Sitting in the High Court today Mr Justice David Steel found Total vicariously liable for all damages spinning out of the 2005 Buncefield explosion, which the court found was caused by the negligence of a Total employee.
The judge also found that Total’s head office staff had contributed to the explosion by failing to put in place an adequate system for preventing the overfilling of the fuel tanks that exploded.
It marks a major victory for Herbert Smith and Jonathan Sumption QC of Brick Court Chambers, who represented joint defendant Chevron in its quest to hold Total liable. Chevron would have been liable for 40 per cent of damages if it had lost the case.
As it stands, the company can claim damages and quantum against Total, which is likely to faces a damages bill of around £1bn.

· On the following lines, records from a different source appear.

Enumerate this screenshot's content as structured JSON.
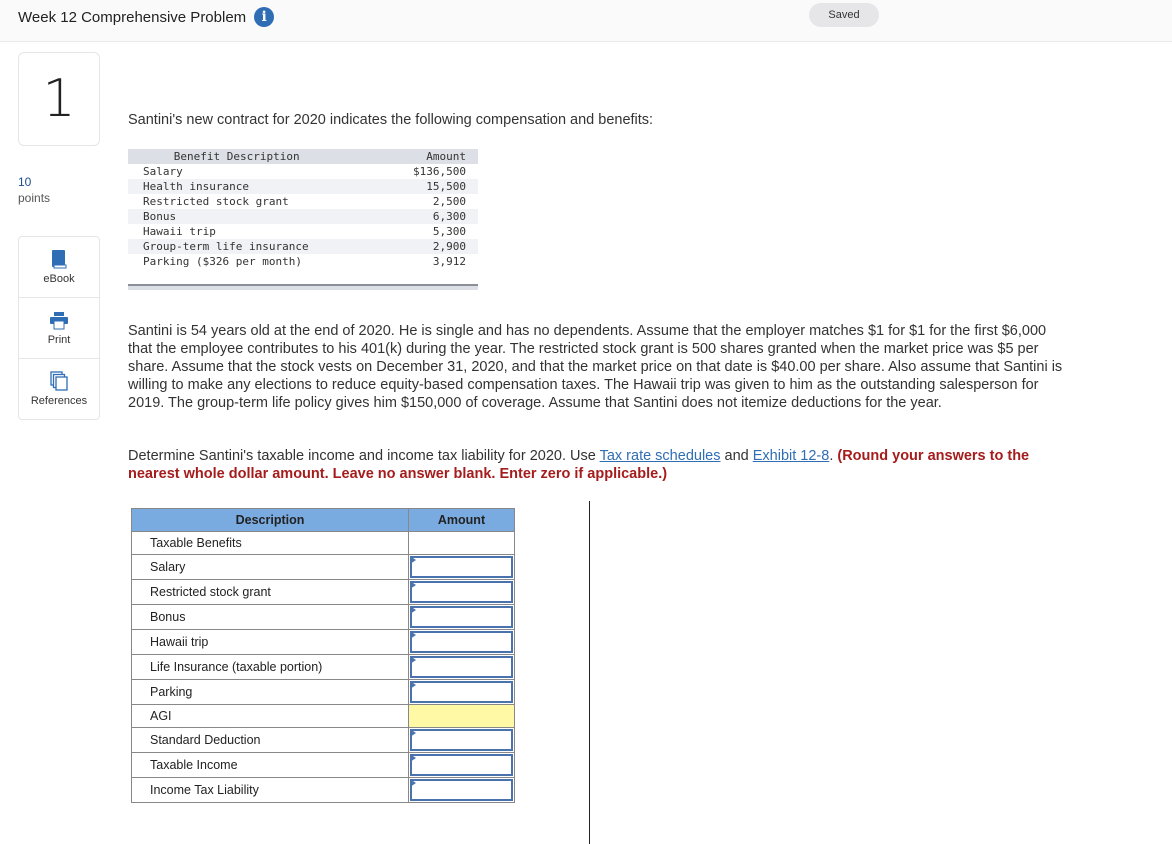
{
  "header": {
    "title": "Week 12 Comprehensive Problem",
    "info_icon": "info-circle-icon",
    "saved_label": "Saved"
  },
  "question": {
    "number": "1",
    "points_value": "10",
    "points_label": "points"
  },
  "tools": [
    {
      "label": "eBook",
      "icon": "book-icon"
    },
    {
      "label": "Print",
      "icon": "printer-icon"
    },
    {
      "label": "References",
      "icon": "documents-icon"
    }
  ],
  "intro": "Santini's new contract for 2020 indicates the following compensation and benefits:",
  "benefits_table": {
    "headers": {
      "description": "Benefit Description",
      "amount": "Amount"
    },
    "rows": [
      {
        "description": "Salary",
        "amount": "$136,500"
      },
      {
        "description": "Health insurance",
        "amount": "15,500"
      },
      {
        "description": "Restricted stock grant",
        "amount": "2,500"
      },
      {
        "description": "Bonus",
        "amount": "6,300"
      },
      {
        "description": "Hawaii trip",
        "amount": "5,300"
      },
      {
        "description": "Group-term life insurance",
        "amount": "2,900"
      },
      {
        "description": "Parking ($326 per month)",
        "amount": "3,912"
      }
    ]
  },
  "paragraph": "Santini is 54 years old at the end of 2020. He is single and has no dependents. Assume that the employer matches $1 for $1 for the first $6,000 that the employee contributes to his 401(k) during the year. The restricted stock grant is 500 shares granted when the market price was $5 per share. Assume that the stock vests on December 31, 2020, and that the market price on that date is $40.00 per share. Also assume that Santini is willing to make any elections to reduce equity-based compensation taxes. The Hawaii trip was given to him as the outstanding salesperson for 2019. The group-term life policy gives him $150,000 of coverage. Assume that Santini does not itemize deductions for the year.",
  "instructions": {
    "text_before": "Determine Santini's taxable income and income tax liability for 2020. Use ",
    "link1": "Tax rate schedules",
    "text_between": " and ",
    "link2": "Exhibit 12-8",
    "text_after": ". ",
    "emphasis": "(Round your answers to the nearest whole dollar amount. Leave no answer blank. Enter zero if applicable.)"
  },
  "answer_table": {
    "headers": {
      "description": "Description",
      "amount": "Amount"
    },
    "rows": [
      {
        "description": "Taxable Benefits",
        "type": "none",
        "value": ""
      },
      {
        "description": "Salary",
        "type": "input",
        "value": ""
      },
      {
        "description": "Restricted stock grant",
        "type": "input",
        "value": ""
      },
      {
        "description": "Bonus",
        "type": "input",
        "value": ""
      },
      {
        "description": "Hawaii trip",
        "type": "input",
        "value": ""
      },
      {
        "description": "Life Insurance (taxable portion)",
        "type": "input",
        "value": ""
      },
      {
        "description": "Parking",
        "type": "input",
        "value": ""
      },
      {
        "description": "AGI",
        "type": "calculated",
        "value": ""
      },
      {
        "description": "Standard Deduction",
        "type": "input",
        "value": ""
      },
      {
        "description": "Taxable Income",
        "type": "input",
        "value": ""
      },
      {
        "description": "Income Tax Liability",
        "type": "input",
        "value": ""
      }
    ]
  },
  "colors": {
    "header_bg": "#7aabe0",
    "input_border": "#4a72ad",
    "calculated_bg": "#fff9a6",
    "emphasis_red": "#a51c1c",
    "link_blue": "#2f6db5"
  }
}
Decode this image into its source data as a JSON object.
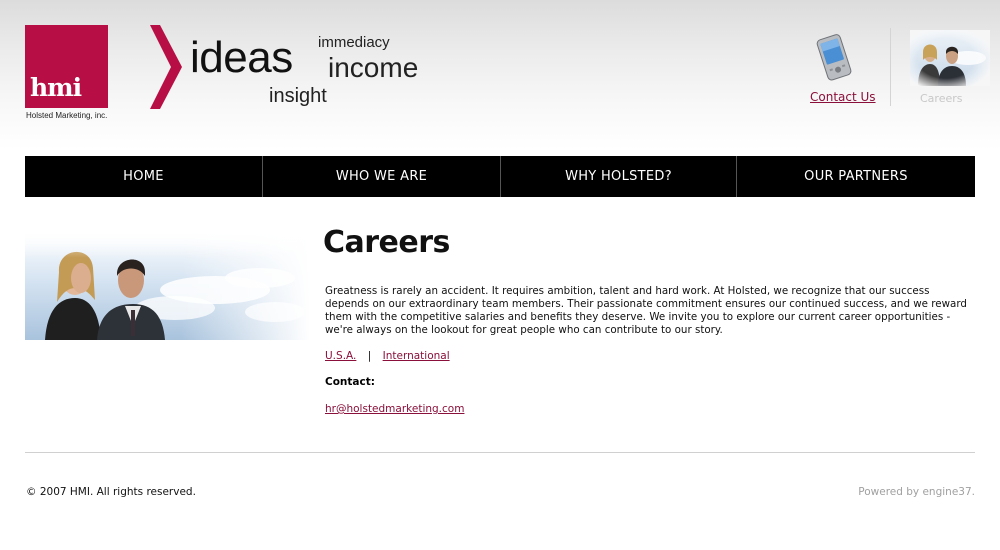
{
  "header": {
    "logo_text": "hmi",
    "logo_subtitle": "Holsted Marketing, inc.",
    "tagline": {
      "ideas": "ideas",
      "immediacy": "immediacy",
      "income": "income",
      "insight": "insight"
    },
    "contact_label": "Contact Us",
    "careers_label": "Careers"
  },
  "nav": {
    "items": [
      {
        "label": "HOME"
      },
      {
        "label": "WHO WE ARE"
      },
      {
        "label": "WHY HOLSTED?"
      },
      {
        "label": "OUR PARTNERS"
      }
    ]
  },
  "main": {
    "title": "Careers",
    "body": "Greatness is rarely an accident. It requires ambition, talent and hard work. At Holsted, we recognize that our success depends on our extraordinary team members. Their passionate commitment ensures our continued success, and we reward them with the competitive salaries and benefits they deserve. We invite you to explore our current career opportunities - we're always on the lookout for great people who can contribute to our story.",
    "links": {
      "usa": "U.S.A.",
      "separator": "|",
      "international": "International"
    },
    "contact_heading": "Contact:",
    "email": "hr@holstedmarketing.com"
  },
  "footer": {
    "copyright": "© 2007 HMI. All rights reserved.",
    "powered_by": "Powered by engine37."
  },
  "colors": {
    "brand": "#b70f45",
    "link": "#8a0f3a",
    "nav_bg": "#000000"
  },
  "icons": {
    "phone": "phone-icon",
    "careers_photo": "careers-thumbnail-icon",
    "chevron": "chevron-right-icon"
  }
}
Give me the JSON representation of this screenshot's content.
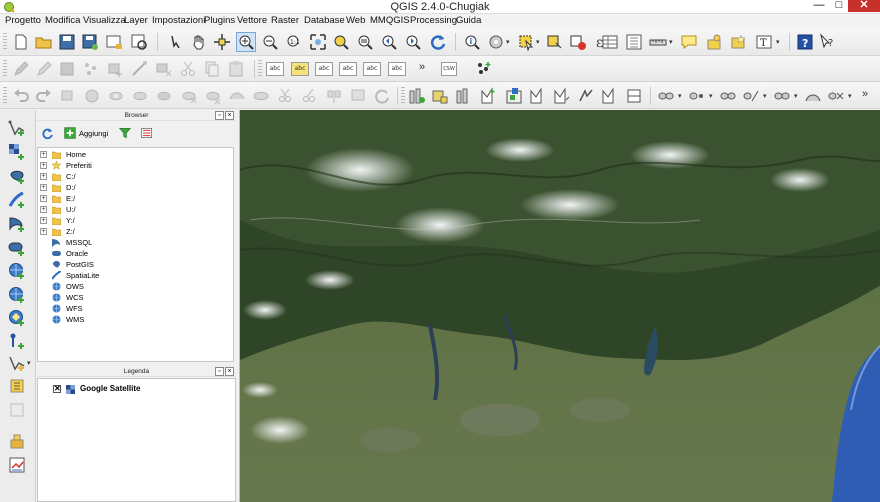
{
  "window": {
    "title": "QGIS 2.4.0-Chugiak",
    "minimize_label": "—",
    "maximize_label": "□",
    "close_label": "✕"
  },
  "menubar": {
    "items": [
      "Progetto",
      "Modifica",
      "Visualizza",
      "Layer",
      "Impostazioni",
      "Plugins",
      "Vettore",
      "Raster",
      "Database",
      "Web",
      "MMQGIS",
      "Processing",
      "Guida"
    ]
  },
  "toolbar2": {
    "abc_labels": [
      "abc",
      "abc",
      "abc",
      "abc",
      "abc",
      "abc"
    ],
    "more_label": "»",
    "csw_label": "CSW"
  },
  "browser": {
    "title": "Browser",
    "add_label": "Aggiungi",
    "items": [
      {
        "label": "Home",
        "icon": "home-folder-icon",
        "expandable": true
      },
      {
        "label": "Preferiti",
        "icon": "favorites-star-icon",
        "expandable": true
      },
      {
        "label": "C:/",
        "icon": "folder-icon",
        "expandable": true
      },
      {
        "label": "D:/",
        "icon": "folder-icon",
        "expandable": true
      },
      {
        "label": "E:/",
        "icon": "folder-icon",
        "expandable": true
      },
      {
        "label": "U:/",
        "icon": "folder-icon",
        "expandable": true
      },
      {
        "label": "Y:/",
        "icon": "folder-icon",
        "expandable": true
      },
      {
        "label": "Z:/",
        "icon": "folder-icon",
        "expandable": true
      },
      {
        "label": "MSSQL",
        "icon": "mssql-icon",
        "expandable": false
      },
      {
        "label": "Oracle",
        "icon": "oracle-icon",
        "expandable": false
      },
      {
        "label": "PostGIS",
        "icon": "postgis-icon",
        "expandable": false
      },
      {
        "label": "SpatiaLite",
        "icon": "spatialite-icon",
        "expandable": false
      },
      {
        "label": "OWS",
        "icon": "ows-globe-icon",
        "expandable": false
      },
      {
        "label": "WCS",
        "icon": "wcs-globe-icon",
        "expandable": false
      },
      {
        "label": "WFS",
        "icon": "wfs-globe-icon",
        "expandable": false
      },
      {
        "label": "WMS",
        "icon": "wms-globe-icon",
        "expandable": false
      }
    ]
  },
  "legend": {
    "title": "Legenda",
    "layers": [
      {
        "label": "Google Satellite",
        "checked": true
      }
    ]
  },
  "colors": {
    "close_red": "#c7312b",
    "map_alps": "#3f5533",
    "map_plain": "#6d7a52",
    "sea": "#2f5db3"
  }
}
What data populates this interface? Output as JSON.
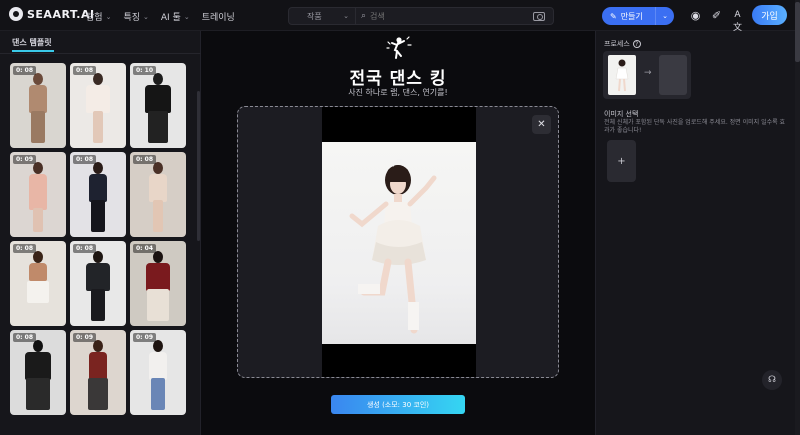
{
  "brand": {
    "name": "SEAART.AI"
  },
  "nav": {
    "items": [
      {
        "label": "탐험"
      },
      {
        "label": "특징"
      },
      {
        "label": "AI 툴"
      },
      {
        "label": "트레이닝"
      }
    ]
  },
  "search": {
    "category": "작품",
    "placeholder": "검색"
  },
  "header": {
    "create_label": "만들기",
    "join_label": "가입"
  },
  "sidebar": {
    "title": "댄스 템플릿",
    "templates": [
      {
        "badge": "0: 08"
      },
      {
        "badge": "0: 08"
      },
      {
        "badge": "0: 10"
      },
      {
        "badge": "0: 09"
      },
      {
        "badge": "0: 08"
      },
      {
        "badge": "0: 08"
      },
      {
        "badge": "0: 08"
      },
      {
        "badge": "0: 08"
      },
      {
        "badge": "0: 04"
      },
      {
        "badge": "0: 08"
      },
      {
        "badge": "0: 09"
      },
      {
        "badge": "0: 09"
      }
    ]
  },
  "main": {
    "title": "전국 댄스 킹",
    "subtitle": "사진 하나로 랩, 댄스, 연기를!",
    "generate_label": "생성 (소모: 30 코인)"
  },
  "right": {
    "process_label": "프로세스",
    "image_select_label": "이미지 선택",
    "image_select_desc": "전체 신체가 포함된 단독 사진을 업로드해 주세요. 정면 이미지 일수록 효과가 좋습니다!"
  },
  "colors": {
    "accent": "#3b6ff2",
    "cyan": "#35d6f2",
    "bg": "#0d0d10"
  }
}
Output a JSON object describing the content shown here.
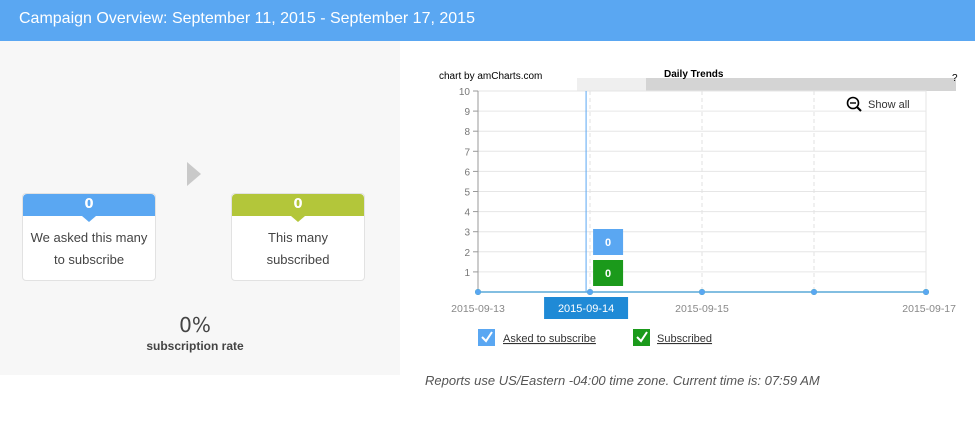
{
  "header": {
    "title": "Campaign Overview: September 11, 2015 - September 17, 2015"
  },
  "funnel": {
    "asked": {
      "count": "0",
      "label_line1": "We asked this many",
      "label_line2": "to subscribe"
    },
    "subscribed": {
      "count": "0",
      "label_line1": "This many",
      "label_line2": "subscribed"
    },
    "rate": {
      "value": "0%",
      "label": "subscription rate"
    }
  },
  "chart_widget": {
    "credit": "chart by amCharts.com",
    "title": "Daily Trends",
    "help": "?",
    "show_all": "Show all",
    "cursor_date": "2015-09-14",
    "balloons": {
      "asked": "0",
      "subscribed": "0"
    }
  },
  "chart_data": {
    "type": "line",
    "title": "Daily Trends",
    "x": [
      "2015-09-13",
      "2015-09-14",
      "2015-09-15",
      "2015-09-16",
      "2015-09-17"
    ],
    "x_tick_labels": [
      "2015-09-13",
      "2015-09-14",
      "2015-09-15",
      "2015-09-17"
    ],
    "ylim": [
      0,
      10
    ],
    "y_ticks": [
      1,
      2,
      3,
      4,
      5,
      6,
      7,
      8,
      9,
      10
    ],
    "grid": true,
    "legend": "bottom",
    "series": [
      {
        "name": "Asked to subscribe",
        "values": [
          0,
          0,
          0,
          0,
          0
        ],
        "color": "#5aa7f2"
      },
      {
        "name": "Subscribed",
        "values": [
          0,
          0,
          0,
          0,
          0
        ],
        "color": "#1b9a1b"
      }
    ]
  },
  "footer": {
    "text": "Reports use US/Eastern -04:00 time zone. Current time is: 07:59 AM"
  }
}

The depot was jointly run by Total and Chevron by a venture called Hertfordshire Oil Storage Ltd (HOSL). Herbert Smith partners Ted Greeno and Caroline Kehoe argued through Sumption that Total had taken responsibility for maintaining the site and therefore should be held liable for negligence.
Ashurst partner Mark Elvy and DAC partner Nick Young instructed Lord Grabiner QC of One Essex Court and Andrew Bartlett QC of Crown Office Chambers for Total Downstream UK and Total UK.
Kennedys acted as lead counsel for the insurers of residents affected outside the perimeter of Buncefield. The firm, which instructed Jonathan Gaisman QC of 7 Kings Bench Walk, scored a major victory against the oil companies in April 2008 when the defendants admitted negligence and conceded liability.